• WHAT TO WORK ON: Set down all the entries again, word for word.

=== Begin Enclosure ===

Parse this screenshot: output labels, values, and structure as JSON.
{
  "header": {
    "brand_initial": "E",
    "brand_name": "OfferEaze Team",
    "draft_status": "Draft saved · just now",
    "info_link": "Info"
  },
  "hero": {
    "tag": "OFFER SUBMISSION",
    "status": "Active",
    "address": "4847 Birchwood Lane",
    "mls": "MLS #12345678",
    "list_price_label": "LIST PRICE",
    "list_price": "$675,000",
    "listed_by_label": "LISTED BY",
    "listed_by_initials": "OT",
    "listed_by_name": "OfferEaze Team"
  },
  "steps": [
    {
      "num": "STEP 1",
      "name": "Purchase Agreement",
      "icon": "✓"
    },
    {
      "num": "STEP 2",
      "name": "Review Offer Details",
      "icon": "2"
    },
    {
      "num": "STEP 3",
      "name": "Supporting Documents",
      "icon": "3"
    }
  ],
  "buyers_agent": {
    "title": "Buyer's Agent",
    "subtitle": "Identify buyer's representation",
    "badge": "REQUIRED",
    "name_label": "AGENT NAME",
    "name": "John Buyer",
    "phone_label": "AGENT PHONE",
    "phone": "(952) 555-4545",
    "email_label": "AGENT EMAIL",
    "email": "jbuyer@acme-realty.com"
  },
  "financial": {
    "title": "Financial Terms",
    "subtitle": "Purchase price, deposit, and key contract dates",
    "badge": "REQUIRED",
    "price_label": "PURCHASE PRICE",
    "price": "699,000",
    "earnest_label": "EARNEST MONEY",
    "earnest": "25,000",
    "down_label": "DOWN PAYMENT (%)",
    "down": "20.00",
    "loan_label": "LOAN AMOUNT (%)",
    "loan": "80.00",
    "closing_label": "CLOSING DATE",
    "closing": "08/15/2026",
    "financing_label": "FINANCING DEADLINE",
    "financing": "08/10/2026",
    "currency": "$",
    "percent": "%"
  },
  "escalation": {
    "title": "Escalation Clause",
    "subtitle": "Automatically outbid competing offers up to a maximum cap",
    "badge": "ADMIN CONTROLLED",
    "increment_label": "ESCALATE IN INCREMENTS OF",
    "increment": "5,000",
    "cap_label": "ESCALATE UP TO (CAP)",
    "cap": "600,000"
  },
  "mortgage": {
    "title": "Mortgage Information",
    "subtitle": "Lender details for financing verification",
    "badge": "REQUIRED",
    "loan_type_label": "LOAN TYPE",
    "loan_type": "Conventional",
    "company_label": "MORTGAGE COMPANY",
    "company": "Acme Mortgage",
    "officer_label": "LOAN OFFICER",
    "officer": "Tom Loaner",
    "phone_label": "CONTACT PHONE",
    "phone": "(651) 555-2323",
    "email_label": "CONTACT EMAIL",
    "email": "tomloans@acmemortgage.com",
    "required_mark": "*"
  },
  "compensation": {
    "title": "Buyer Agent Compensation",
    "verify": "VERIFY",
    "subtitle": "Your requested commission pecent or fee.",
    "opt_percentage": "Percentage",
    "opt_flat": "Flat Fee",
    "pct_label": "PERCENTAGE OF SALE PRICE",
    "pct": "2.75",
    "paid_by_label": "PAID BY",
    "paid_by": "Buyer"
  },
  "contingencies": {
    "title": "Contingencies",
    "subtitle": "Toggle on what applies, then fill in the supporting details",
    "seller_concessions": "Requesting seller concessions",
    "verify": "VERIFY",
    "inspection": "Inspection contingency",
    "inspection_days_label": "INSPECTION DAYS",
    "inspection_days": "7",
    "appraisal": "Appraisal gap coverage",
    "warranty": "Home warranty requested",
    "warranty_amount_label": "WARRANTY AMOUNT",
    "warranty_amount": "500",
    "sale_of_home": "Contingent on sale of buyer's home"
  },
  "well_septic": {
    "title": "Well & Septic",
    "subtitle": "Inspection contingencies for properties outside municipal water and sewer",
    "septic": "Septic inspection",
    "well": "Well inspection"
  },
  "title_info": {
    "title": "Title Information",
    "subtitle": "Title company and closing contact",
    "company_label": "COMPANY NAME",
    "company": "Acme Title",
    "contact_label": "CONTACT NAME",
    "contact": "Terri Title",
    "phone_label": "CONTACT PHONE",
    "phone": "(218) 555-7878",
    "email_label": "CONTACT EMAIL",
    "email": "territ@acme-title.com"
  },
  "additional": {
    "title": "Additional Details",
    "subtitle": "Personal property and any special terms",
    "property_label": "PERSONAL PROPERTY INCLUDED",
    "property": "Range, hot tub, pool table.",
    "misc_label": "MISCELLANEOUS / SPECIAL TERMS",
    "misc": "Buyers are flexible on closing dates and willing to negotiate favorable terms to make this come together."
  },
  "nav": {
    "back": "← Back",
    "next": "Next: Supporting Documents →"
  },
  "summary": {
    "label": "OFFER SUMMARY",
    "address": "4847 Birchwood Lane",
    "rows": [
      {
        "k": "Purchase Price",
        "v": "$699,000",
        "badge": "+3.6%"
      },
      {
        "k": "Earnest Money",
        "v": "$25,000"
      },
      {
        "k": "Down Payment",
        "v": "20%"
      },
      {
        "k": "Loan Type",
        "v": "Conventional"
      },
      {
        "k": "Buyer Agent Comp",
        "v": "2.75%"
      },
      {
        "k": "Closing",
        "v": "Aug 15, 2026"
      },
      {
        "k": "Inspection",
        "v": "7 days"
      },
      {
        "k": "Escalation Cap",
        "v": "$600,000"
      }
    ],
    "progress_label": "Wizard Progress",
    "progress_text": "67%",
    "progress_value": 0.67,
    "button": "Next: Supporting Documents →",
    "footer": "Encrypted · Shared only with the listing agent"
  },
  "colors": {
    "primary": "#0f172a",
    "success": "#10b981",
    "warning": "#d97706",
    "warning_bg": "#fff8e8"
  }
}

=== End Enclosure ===

• SOLUTION TO THIS PROBLEM:
Parse this screenshot: output labels, values, and structure as JSON.
{
  "header": {
    "brand_initial": "E",
    "brand_name": "OfferEaze Team",
    "draft_status": "Draft saved · just now",
    "info_link": "Info"
  },
  "hero": {
    "tag": "OFFER SUBMISSION",
    "status": "Active",
    "address": "4847 Birchwood Lane",
    "mls": "MLS #12345678",
    "list_price_label": "LIST PRICE",
    "list_price": "$675,000",
    "listed_by_label": "LISTED BY",
    "listed_by_initials": "OT",
    "listed_by_name": "OfferEaze Team"
  },
  "steps": [
    {
      "num": "STEP 1",
      "name": "Purchase Agreement",
      "icon": "✓"
    },
    {
      "num": "STEP 2",
      "name": "Review Offer Details",
      "icon": "2"
    },
    {
      "num": "STEP 3",
      "name": "Supporting Documents",
      "icon": "3"
    }
  ],
  "buyers_agent": {
    "title": "Buyer's Agent",
    "subtitle": "Identify buyer's representation",
    "badge": "REQUIRED",
    "name_label": "AGENT NAME",
    "name": "John Buyer",
    "phone_label": "AGENT PHONE",
    "phone": "(952) 555-4545",
    "email_label": "AGENT EMAIL",
    "email": "jbuyer@acme-realty.com"
  },
  "financial": {
    "title": "Financial Terms",
    "subtitle": "Purchase price, deposit, and key contract dates",
    "badge": "REQUIRED",
    "price_label": "PURCHASE PRICE",
    "price": "699,000",
    "earnest_label": "EARNEST MONEY",
    "earnest": "25,000",
    "down_label": "DOWN PAYMENT (%)",
    "down": "20.00",
    "loan_label": "LOAN AMOUNT (%)",
    "loan": "80.00",
    "closing_label": "CLOSING DATE",
    "closing": "08/15/2026",
    "financing_label": "FINANCING DEADLINE",
    "financing": "08/10/2026",
    "currency": "$",
    "percent": "%"
  },
  "escalation": {
    "title": "Escalation Clause",
    "subtitle": "Automatically outbid competing offers up to a maximum cap",
    "badge": "ADMIN CONTROLLED",
    "increment_label": "ESCALATE IN INCREMENTS OF",
    "increment": "5,000",
    "cap_label": "ESCALATE UP TO (CAP)",
    "cap": "600,000"
  },
  "mortgage": {
    "title": "Mortgage Information",
    "subtitle": "Lender details for financing verification",
    "badge": "REQUIRED",
    "loan_type_label": "LOAN TYPE",
    "loan_type": "Conventional",
    "company_label": "MORTGAGE COMPANY",
    "company": "Acme Mortgage",
    "officer_label": "LOAN OFFICER",
    "officer": "Tom Loaner",
    "phone_label": "CONTACT PHONE",
    "phone": "(651) 555-2323",
    "email_label": "CONTACT EMAIL",
    "email": "tomloans@acmemortgage.com",
    "required_mark": "*"
  },
  "compensation": {
    "title": "Buyer Agent Compensation",
    "verify": "VERIFY",
    "subtitle": "Your requested commission pecent or fee.",
    "opt_percentage": "Percentage",
    "opt_flat": "Flat Fee",
    "pct_label": "PERCENTAGE OF SALE PRICE",
    "pct": "2.75",
    "paid_by_label": "PAID BY",
    "paid_by": "Buyer"
  },
  "contingencies": {
    "title": "Contingencies",
    "subtitle": "Toggle on what applies, then fill in the supporting details",
    "seller_concessions": "Requesting seller concessions",
    "verify": "VERIFY",
    "inspection": "Inspection contingency",
    "inspection_days_label": "INSPECTION DAYS",
    "inspection_days": "7",
    "appraisal": "Appraisal gap coverage",
    "warranty": "Home warranty requested",
    "warranty_amount_label": "WARRANTY AMOUNT",
    "warranty_amount": "500",
    "sale_of_home": "Contingent on sale of buyer's home"
  },
  "well_septic": {
    "title": "Well & Septic",
    "subtitle": "Inspection contingencies for properties outside municipal water and sewer",
    "septic": "Septic inspection",
    "well": "Well inspection"
  },
  "title_info": {
    "title": "Title Information",
    "subtitle": "Title company and closing contact",
    "company_label": "COMPANY NAME",
    "company": "Acme Title",
    "contact_label": "CONTACT NAME",
    "contact": "Terri Title",
    "phone_label": "CONTACT PHONE",
    "phone": "(218) 555-7878",
    "email_label": "CONTACT EMAIL",
    "email": "territ@acme-title.com"
  },
  "additional": {
    "title": "Additional Details",
    "subtitle": "Personal property and any special terms",
    "property_label": "PERSONAL PROPERTY INCLUDED",
    "property": "Range, hot tub, pool table.",
    "misc_label": "MISCELLANEOUS / SPECIAL TERMS",
    "misc": "Buyers are flexible on closing dates and willing to negotiate favorable terms to make this come together."
  },
  "nav": {
    "back": "← Back",
    "next": "Next: Supporting Documents →"
  },
  "summary": {
    "label": "OFFER SUMMARY",
    "address": "4847 Birchwood Lane",
    "rows": [
      {
        "k": "Purchase Price",
        "v": "$699,000",
        "badge": "+3.6%"
      },
      {
        "k": "Earnest Money",
        "v": "$25,000"
      },
      {
        "k": "Down Payment",
        "v": "20%"
      },
      {
        "k": "Loan Type",
        "v": "Conventional"
      },
      {
        "k": "Buyer Agent Comp",
        "v": "2.75%"
      },
      {
        "k": "Closing",
        "v": "Aug 15, 2026"
      },
      {
        "k": "Inspection",
        "v": "7 days"
      },
      {
        "k": "Escalation Cap",
        "v": "$600,000"
      }
    ],
    "progress_label": "Wizard Progress",
    "progress_text": "67%",
    "progress_value": 0.67,
    "button": "Next: Supporting Documents →",
    "footer": "Encrypted · Shared only with the listing agent"
  },
  "colors": {
    "primary": "#0f172a",
    "success": "#10b981",
    "warning": "#d97706",
    "warning_bg": "#fff8e8"
  }
}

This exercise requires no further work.